#### Source material:

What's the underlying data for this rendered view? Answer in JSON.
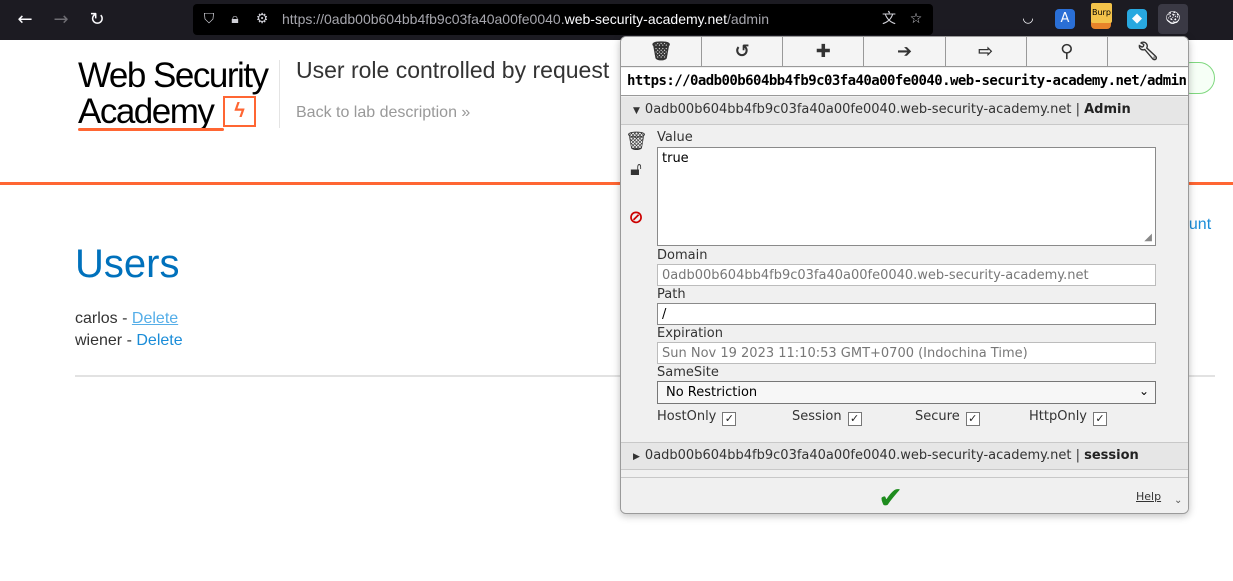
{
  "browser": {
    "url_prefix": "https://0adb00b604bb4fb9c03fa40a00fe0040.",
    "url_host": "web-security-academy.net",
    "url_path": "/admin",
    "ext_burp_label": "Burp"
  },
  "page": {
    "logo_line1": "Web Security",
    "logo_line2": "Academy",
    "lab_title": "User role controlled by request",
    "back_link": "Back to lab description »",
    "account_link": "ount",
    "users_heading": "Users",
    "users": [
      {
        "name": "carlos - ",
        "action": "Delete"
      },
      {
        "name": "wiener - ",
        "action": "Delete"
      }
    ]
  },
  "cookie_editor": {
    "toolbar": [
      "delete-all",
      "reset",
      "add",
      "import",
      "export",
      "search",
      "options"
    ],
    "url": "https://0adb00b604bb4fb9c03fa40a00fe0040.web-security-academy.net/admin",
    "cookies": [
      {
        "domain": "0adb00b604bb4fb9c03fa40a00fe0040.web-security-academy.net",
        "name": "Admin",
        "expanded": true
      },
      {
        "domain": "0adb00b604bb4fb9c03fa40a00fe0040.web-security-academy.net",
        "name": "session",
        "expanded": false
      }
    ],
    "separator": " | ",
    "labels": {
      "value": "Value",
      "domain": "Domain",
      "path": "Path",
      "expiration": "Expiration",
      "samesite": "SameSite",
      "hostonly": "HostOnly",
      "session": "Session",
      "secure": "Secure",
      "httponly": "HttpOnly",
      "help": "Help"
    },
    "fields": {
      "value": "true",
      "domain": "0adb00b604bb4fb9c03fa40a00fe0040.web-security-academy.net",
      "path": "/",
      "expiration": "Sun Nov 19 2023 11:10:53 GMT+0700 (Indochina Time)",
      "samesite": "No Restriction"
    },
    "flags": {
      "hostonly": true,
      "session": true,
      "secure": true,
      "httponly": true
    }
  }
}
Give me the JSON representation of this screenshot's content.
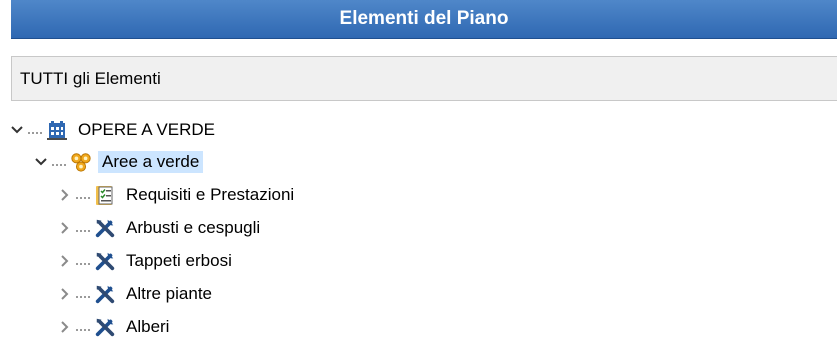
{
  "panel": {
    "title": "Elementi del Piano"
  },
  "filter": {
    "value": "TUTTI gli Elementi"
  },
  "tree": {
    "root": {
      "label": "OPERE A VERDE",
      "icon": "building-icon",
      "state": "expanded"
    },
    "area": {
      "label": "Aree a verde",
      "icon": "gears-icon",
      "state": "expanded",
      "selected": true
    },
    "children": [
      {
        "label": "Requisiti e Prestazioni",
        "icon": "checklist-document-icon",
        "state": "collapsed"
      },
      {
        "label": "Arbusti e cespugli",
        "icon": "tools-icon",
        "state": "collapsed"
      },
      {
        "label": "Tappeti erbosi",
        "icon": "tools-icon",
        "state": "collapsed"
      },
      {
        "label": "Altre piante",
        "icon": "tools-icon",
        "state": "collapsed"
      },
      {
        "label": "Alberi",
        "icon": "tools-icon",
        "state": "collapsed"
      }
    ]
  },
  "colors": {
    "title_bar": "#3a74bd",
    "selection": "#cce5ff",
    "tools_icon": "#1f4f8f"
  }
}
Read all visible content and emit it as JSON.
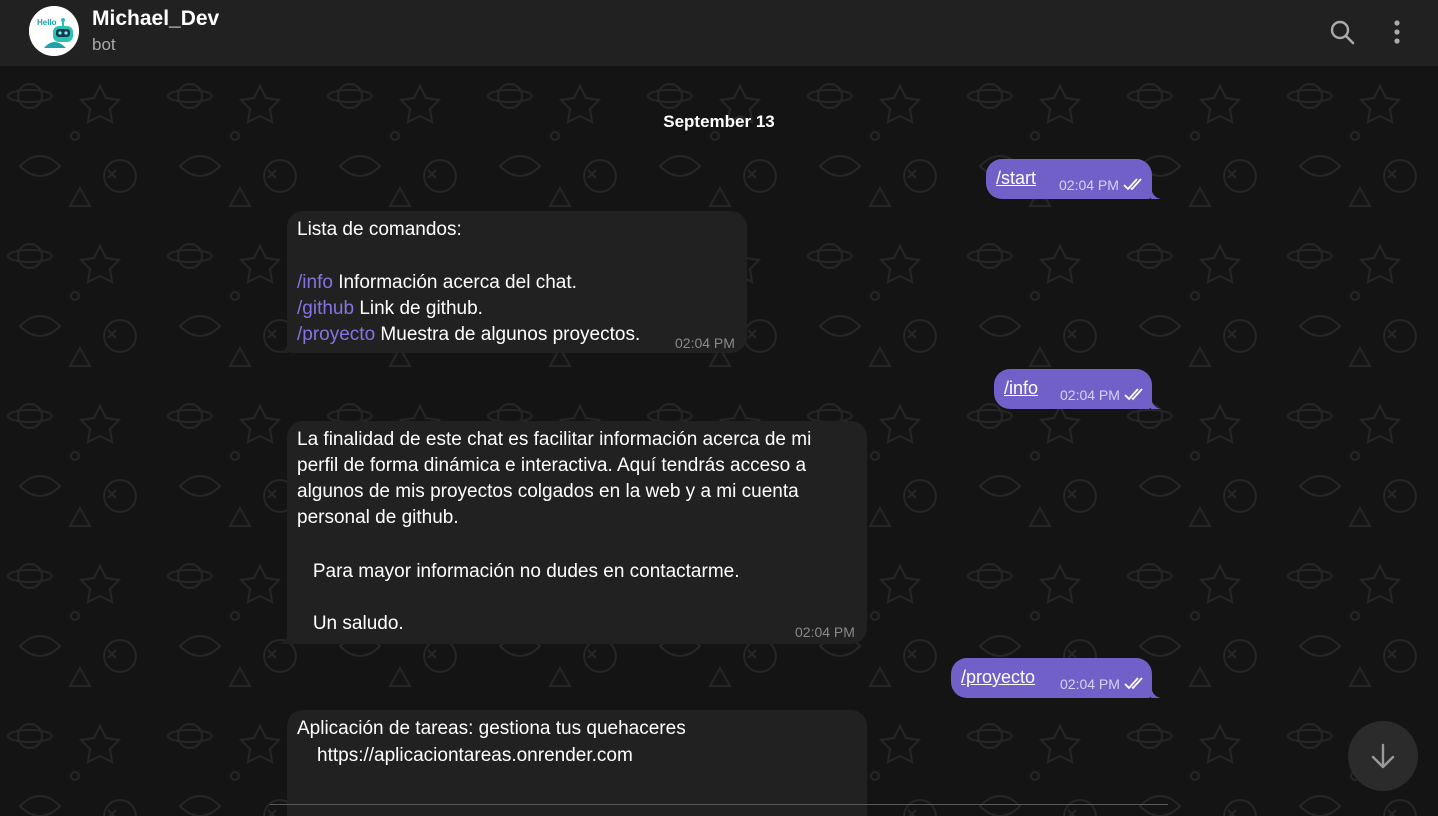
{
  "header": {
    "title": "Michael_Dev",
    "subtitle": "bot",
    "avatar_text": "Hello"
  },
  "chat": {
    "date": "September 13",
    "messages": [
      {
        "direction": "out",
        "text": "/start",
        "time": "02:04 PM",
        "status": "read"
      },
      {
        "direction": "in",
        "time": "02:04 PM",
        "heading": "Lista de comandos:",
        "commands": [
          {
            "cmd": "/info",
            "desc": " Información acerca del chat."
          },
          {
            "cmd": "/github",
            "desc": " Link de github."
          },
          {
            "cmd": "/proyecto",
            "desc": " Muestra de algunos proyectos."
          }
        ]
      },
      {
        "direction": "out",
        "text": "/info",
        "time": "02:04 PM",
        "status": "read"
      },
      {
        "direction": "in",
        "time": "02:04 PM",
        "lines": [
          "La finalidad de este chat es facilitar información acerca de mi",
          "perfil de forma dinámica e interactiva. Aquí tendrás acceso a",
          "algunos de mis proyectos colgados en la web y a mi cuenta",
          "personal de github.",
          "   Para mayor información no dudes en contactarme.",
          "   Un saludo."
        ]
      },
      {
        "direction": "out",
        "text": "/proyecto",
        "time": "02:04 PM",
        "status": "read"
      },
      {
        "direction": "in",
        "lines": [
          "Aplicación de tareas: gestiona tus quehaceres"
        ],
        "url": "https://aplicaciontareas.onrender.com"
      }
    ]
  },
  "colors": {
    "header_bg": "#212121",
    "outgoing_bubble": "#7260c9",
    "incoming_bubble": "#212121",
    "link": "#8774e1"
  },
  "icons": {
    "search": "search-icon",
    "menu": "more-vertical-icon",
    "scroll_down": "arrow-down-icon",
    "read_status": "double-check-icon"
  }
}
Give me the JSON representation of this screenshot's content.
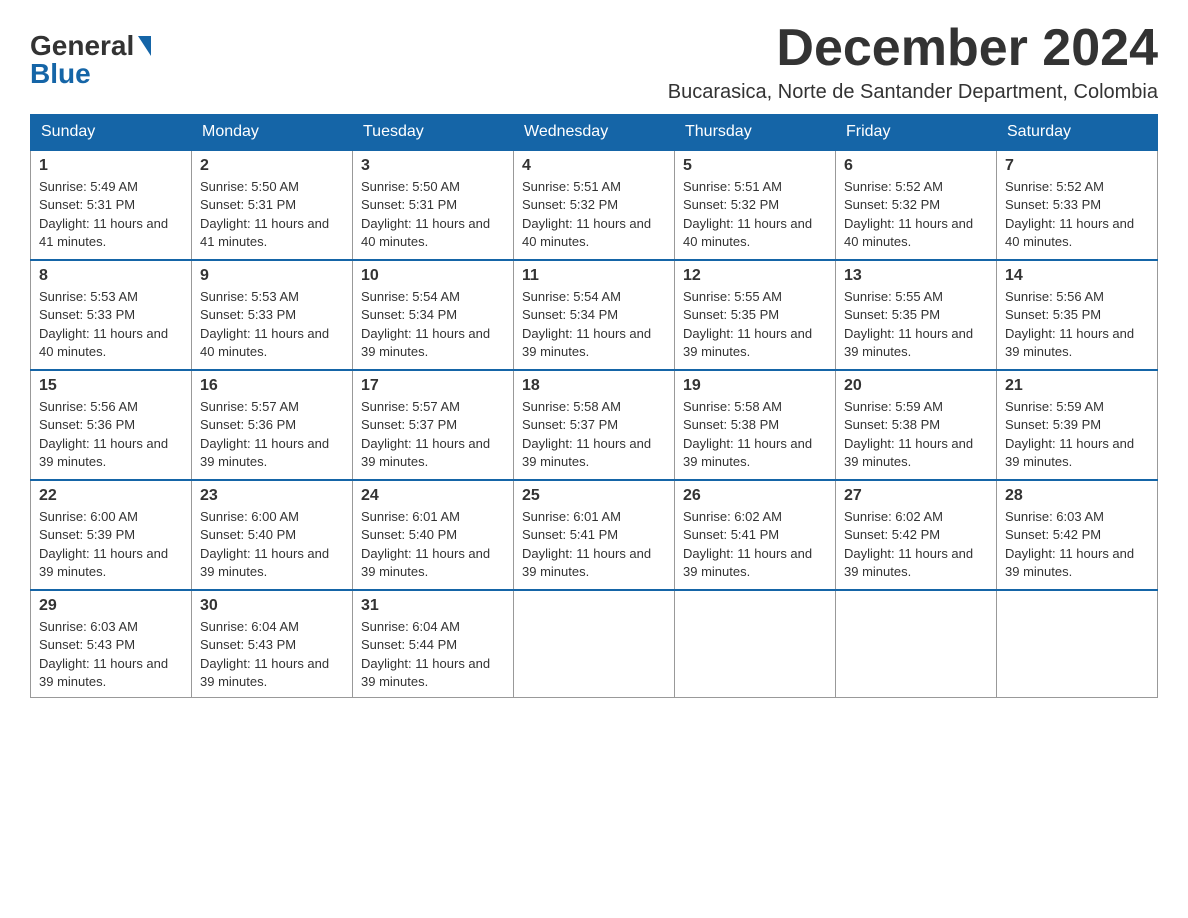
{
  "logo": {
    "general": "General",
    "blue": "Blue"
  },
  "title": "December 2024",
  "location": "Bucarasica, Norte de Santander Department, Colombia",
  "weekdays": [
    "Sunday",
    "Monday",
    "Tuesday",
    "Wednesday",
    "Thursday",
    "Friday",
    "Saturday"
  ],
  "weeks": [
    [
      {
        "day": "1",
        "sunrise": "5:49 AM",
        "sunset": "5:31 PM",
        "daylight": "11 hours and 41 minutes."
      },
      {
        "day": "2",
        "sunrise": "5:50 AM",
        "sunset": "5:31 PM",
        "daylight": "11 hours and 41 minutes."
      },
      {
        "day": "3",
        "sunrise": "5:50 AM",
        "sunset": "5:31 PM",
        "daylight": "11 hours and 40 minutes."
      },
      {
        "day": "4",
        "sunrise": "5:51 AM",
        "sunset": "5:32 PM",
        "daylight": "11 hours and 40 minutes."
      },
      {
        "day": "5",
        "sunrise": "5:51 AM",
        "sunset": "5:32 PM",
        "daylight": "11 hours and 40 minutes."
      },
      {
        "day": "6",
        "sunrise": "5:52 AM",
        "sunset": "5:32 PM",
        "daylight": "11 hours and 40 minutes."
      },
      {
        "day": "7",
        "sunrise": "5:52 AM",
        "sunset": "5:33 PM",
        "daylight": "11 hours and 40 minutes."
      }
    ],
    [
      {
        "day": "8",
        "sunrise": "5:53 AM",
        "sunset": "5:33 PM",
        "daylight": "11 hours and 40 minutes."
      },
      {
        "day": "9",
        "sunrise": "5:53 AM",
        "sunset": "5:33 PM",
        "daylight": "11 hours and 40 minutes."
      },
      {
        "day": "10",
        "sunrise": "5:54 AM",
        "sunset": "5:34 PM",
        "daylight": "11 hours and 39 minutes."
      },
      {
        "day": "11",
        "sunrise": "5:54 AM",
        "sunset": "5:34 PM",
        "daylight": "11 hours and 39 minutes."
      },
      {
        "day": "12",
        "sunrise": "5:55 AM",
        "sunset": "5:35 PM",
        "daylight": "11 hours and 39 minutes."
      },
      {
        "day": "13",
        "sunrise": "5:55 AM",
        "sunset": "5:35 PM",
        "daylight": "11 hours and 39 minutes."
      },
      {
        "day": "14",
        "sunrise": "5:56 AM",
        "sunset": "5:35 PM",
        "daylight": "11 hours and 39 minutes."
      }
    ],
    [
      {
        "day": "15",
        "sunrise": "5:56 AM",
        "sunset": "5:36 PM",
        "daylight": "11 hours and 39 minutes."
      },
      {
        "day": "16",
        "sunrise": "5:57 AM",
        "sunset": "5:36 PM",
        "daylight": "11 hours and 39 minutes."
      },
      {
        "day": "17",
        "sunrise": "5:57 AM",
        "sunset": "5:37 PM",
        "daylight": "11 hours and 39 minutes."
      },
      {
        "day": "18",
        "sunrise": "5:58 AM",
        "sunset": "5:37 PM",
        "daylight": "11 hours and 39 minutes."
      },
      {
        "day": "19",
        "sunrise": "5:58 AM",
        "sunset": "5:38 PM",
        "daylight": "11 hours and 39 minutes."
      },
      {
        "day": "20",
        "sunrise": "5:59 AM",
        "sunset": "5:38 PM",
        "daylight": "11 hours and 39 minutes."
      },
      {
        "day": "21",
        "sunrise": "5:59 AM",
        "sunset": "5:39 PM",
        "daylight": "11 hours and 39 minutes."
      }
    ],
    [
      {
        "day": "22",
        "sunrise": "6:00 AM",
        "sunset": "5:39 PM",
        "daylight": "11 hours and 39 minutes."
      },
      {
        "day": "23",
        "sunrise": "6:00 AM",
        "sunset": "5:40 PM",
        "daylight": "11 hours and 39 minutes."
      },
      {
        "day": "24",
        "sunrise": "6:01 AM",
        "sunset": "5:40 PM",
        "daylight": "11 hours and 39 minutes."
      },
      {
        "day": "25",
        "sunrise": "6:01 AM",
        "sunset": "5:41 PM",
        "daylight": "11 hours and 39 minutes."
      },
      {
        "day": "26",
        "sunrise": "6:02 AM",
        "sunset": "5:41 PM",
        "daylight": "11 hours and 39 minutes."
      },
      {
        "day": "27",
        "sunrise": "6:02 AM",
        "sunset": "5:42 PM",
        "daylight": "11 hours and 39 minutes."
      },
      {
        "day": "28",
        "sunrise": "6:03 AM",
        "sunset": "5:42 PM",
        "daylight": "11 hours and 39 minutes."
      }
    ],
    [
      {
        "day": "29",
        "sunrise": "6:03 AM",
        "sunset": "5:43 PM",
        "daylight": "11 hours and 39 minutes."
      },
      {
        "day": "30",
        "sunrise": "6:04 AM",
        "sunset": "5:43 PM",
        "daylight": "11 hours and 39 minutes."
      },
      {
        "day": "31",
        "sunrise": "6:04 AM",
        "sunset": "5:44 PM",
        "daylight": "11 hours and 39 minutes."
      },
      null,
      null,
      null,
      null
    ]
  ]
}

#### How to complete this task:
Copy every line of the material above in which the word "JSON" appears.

#### Task result:
What's the underlying data for this rendered view? Answer in JSON.
Give me the JSON representation of this screenshot's content.
Read all visible content and emit it as JSON.
Give me the JSON representation of this screenshot's content.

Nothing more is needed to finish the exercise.